After a long, long, harvest season, where basil still grew next to fall greens, harvest is finally over and Fall is bumping up against Winter. Last week, we finally put the Children’s Workshop Garden at Campos to bed for the winter. We ended the season “officially” on November 1, with a Dia de las Muertas fest at the garden with fun for kids and adults alike.
The fall peas held on to the big freeze in December, hoping against hope that they could bear fruit before it got too cold even for these hardy cold weather plants. But alas, the sun was too low and days too short to create flowers and pods for peas.
During clean-up, we found this giant beauty of a squash: it’s a southeast Asian variety, grown by the Bangladeshi gardeners in Campos, likely a bottle gourd aka calabash. If you know the precise variety, feel free to comment.
Here’s a short slideshow of some of the last beans, corn and herbs before we picked them to save the seeds for next season.
[fgallery id=5 w=450 h=385 bg=ffffff t=0 title=”Harvest Wrap-Up”]
By spring, these plants will be our compost for next year’s garden.
Finally, and sadly, we broke down the straw bale beds. Normally, the straw bales should last at least two seasons, but three things shortened the life of our bales: 1) the bales were too loose and sparse, rather than full and tightly bound; 2) our space limitations kept us from placing multiple bales side by side to bolster each and reduce run-off; and 3) being our first attempt, we likely over-fertilized and this hurried the break-down process towards compost (which also explained the very healthy plants with relatively few fruit; good fruit often bears from plants that struggle a bit, so lesson learned in two ways). Our spring compost will be that much richer though!
We will be replacing the straw bales with a permanent Children’s Garden with four raised beds and a Three Sisters in the middle.
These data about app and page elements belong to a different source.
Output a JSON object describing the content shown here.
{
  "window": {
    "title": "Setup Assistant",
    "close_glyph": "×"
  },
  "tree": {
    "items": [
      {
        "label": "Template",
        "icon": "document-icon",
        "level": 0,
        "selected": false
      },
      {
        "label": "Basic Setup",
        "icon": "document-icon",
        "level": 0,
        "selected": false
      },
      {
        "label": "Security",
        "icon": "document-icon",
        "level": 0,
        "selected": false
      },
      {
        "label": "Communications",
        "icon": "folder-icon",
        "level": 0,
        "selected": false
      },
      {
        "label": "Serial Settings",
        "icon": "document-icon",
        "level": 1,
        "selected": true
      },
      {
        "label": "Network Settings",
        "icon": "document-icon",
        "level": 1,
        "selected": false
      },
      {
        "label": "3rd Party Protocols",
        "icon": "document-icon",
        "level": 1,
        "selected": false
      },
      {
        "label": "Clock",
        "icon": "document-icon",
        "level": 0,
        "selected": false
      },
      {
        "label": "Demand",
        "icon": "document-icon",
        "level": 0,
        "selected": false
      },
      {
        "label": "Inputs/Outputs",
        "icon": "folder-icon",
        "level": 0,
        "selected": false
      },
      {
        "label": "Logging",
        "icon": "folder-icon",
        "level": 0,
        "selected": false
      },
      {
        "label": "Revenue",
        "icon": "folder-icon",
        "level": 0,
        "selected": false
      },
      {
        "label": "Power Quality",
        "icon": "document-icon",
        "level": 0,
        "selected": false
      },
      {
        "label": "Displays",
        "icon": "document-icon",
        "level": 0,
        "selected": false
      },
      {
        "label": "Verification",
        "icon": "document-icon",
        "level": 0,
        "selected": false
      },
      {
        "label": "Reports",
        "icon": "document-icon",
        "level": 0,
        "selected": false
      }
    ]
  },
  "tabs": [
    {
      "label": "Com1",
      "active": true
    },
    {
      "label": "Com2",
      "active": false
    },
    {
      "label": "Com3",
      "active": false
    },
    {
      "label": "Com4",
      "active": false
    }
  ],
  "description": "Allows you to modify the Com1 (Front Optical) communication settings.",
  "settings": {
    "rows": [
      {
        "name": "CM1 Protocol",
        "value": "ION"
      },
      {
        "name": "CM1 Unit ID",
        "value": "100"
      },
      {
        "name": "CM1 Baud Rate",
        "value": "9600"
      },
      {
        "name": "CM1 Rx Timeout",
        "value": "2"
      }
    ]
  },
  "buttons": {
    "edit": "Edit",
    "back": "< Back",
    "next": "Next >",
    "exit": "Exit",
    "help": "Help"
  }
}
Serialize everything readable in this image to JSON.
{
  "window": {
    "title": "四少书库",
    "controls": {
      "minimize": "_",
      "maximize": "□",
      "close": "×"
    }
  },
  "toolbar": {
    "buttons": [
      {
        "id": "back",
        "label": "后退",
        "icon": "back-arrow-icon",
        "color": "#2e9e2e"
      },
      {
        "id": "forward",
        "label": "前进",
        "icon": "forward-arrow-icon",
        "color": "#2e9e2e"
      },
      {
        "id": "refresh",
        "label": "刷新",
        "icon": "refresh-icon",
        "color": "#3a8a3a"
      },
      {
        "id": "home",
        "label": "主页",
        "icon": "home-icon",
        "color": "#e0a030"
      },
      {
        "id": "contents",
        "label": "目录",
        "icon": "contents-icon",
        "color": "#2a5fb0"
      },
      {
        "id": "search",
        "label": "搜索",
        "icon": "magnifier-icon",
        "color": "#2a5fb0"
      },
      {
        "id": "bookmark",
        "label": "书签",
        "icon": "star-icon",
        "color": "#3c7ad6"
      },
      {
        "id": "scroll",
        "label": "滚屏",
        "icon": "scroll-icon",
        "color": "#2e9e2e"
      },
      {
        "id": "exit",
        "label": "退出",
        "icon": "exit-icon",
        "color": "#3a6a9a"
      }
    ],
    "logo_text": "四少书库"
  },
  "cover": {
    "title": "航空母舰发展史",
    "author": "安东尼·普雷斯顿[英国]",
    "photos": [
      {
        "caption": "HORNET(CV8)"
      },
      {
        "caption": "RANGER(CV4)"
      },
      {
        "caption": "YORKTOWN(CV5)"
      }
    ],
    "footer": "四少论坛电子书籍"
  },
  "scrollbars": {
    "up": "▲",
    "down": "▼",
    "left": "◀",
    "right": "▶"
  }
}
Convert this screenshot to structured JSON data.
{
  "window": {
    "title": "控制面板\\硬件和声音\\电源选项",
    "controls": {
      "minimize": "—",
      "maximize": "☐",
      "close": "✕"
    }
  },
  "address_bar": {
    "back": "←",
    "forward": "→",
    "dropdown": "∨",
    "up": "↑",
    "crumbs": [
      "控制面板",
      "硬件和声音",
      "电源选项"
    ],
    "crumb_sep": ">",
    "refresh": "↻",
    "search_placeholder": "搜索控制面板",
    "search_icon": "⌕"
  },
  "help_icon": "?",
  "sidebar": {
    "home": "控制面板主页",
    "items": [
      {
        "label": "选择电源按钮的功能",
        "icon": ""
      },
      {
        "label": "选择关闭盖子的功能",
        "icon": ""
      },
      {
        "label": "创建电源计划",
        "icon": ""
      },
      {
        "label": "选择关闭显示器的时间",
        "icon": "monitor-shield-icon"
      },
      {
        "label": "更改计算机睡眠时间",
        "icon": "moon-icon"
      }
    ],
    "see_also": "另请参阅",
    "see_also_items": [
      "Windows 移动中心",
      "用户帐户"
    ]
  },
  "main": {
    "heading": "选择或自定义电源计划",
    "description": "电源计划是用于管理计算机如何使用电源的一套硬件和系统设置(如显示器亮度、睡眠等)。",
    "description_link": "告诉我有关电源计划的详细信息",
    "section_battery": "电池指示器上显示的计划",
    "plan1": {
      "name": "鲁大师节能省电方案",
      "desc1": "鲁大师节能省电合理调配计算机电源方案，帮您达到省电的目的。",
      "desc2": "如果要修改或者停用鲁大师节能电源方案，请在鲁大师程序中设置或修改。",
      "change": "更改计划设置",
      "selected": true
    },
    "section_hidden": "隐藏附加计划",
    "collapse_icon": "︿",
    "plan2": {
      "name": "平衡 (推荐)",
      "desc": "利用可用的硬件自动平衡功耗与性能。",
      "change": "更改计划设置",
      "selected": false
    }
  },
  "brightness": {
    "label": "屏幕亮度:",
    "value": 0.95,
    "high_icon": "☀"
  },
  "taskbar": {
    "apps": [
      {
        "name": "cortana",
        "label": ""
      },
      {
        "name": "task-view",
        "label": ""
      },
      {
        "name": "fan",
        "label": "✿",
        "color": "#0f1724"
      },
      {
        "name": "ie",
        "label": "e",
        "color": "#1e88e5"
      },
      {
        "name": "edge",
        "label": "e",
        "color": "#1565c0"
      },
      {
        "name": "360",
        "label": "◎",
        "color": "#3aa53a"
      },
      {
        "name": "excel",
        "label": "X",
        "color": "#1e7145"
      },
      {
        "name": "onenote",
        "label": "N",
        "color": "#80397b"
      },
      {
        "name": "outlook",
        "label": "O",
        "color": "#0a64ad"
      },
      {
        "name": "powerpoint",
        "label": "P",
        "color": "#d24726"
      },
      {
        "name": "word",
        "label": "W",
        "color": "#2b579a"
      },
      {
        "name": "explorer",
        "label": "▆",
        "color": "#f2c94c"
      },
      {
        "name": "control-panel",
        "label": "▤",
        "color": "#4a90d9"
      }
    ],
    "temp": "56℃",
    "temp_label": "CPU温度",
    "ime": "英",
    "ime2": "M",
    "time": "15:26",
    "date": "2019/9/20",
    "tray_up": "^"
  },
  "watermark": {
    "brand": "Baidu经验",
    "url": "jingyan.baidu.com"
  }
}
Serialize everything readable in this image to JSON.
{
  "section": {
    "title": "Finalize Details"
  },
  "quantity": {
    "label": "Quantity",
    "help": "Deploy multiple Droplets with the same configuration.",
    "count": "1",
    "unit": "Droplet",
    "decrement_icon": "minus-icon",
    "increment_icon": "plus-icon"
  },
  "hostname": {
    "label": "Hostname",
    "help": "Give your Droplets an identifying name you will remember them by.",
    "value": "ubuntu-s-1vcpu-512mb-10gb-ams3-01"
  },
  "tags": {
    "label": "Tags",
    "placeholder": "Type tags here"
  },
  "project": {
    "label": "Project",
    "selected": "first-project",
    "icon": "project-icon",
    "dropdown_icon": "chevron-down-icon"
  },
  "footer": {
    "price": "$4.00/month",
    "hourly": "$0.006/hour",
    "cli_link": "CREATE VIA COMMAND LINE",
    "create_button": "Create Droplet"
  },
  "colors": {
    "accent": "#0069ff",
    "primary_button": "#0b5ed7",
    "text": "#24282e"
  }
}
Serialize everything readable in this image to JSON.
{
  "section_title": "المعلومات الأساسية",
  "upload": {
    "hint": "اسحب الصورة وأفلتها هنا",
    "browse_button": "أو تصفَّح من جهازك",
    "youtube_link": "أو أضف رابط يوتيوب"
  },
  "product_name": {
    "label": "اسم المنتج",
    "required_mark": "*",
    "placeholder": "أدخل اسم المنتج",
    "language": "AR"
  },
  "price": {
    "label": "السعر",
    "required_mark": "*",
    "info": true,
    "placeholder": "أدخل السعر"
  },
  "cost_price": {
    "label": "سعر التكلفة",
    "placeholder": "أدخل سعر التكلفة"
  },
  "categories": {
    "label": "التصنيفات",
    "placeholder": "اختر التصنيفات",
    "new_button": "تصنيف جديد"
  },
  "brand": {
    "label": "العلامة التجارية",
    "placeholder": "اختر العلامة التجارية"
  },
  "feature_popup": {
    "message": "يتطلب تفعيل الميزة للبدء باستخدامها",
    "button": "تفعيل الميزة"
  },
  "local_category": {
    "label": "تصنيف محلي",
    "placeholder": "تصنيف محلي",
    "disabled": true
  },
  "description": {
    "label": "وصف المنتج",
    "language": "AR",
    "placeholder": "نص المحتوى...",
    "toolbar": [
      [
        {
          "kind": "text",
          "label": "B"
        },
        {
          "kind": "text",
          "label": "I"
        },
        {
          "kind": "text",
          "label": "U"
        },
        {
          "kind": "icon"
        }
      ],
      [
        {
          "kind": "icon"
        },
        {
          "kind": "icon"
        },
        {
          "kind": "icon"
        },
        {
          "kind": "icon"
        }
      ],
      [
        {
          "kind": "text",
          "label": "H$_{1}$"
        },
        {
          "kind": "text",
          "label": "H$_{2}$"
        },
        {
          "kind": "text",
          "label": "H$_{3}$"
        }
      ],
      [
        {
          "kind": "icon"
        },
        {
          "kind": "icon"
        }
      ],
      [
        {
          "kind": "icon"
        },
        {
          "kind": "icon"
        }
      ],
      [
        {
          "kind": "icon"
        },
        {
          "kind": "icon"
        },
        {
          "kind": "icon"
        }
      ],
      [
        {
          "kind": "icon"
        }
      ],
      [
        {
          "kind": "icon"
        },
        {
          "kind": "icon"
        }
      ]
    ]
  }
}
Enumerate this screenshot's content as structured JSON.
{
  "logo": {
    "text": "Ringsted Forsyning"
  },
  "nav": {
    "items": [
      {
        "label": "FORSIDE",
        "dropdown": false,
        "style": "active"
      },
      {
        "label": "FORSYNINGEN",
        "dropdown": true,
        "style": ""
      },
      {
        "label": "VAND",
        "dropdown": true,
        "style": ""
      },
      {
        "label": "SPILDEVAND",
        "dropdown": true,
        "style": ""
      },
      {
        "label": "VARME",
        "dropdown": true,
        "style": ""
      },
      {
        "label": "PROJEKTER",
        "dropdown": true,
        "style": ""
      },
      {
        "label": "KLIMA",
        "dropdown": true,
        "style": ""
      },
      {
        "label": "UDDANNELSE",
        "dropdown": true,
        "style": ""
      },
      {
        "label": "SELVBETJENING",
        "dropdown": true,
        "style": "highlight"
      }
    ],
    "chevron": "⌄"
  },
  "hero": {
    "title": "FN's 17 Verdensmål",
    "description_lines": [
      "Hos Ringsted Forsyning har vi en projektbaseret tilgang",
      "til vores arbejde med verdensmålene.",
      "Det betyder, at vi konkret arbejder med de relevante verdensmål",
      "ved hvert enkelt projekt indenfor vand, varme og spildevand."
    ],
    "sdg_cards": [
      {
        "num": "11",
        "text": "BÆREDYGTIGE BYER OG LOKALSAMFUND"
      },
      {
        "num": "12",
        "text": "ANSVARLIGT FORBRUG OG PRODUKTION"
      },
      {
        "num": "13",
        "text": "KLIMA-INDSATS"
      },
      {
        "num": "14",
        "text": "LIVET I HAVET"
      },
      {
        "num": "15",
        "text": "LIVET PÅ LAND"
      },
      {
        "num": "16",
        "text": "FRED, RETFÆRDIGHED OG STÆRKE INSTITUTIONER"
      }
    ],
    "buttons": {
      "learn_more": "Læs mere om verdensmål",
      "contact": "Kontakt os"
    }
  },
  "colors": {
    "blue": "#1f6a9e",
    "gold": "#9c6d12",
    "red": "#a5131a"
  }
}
We also hope to expand the education and cooking programs — stay tuned for news!
To complete the circle of life and of sustainable gardening, and to preserve our ability to grow our own food, it’s important to save at least some of the seeds from the plants you grow in the garden. Various plants create seeds in different ways: some plants like herbs and greens may flower and then “go to seed,” like this Thai basil, which hold about two seeds in each dried bud.
Beans are easy–you let a few dry on the vine and then just pop open the dried pods. Here are Scarlett Runner beans and Fin de Bagnol that we will replant in next year’s Three Sister’s garden.
And dried corn right off the cob becomes next year’s crop. Here’s Mandan Bride and Tuxedo yellow.
Squash hold their seeds inside, so save them when you eat your squash. Saving pepper seeds are also pretty easy, just scrape them out and dry them, but it requires some foresight and planning whenever you use your peppers during the season and take a few days to dry in open air. Or if you dry your peppers, you can set aside the seeds for planting as you crush open the peppers.
Tomatoes are a bit harder–you have to let the seeds sit in gooey pulp and almost rot or ferment. It’s a messy proposition for a New York City apartment. Generally, I rely on more expert seed savers for my heirloom tomatoes and pepper seeds, such as those from Seed Savers Exchange, or I buy already well-started and healthy plants from local organic farmers, as well as hope for a few “volunteer tomatoes” the following season, rather than try to save my own tomato and pepper seeds.
Happy Holidays! Can’t wait for spring! We’ll keep you posted on what plants we’re starting for spring and give you more details on seeds and where to get yours for next season.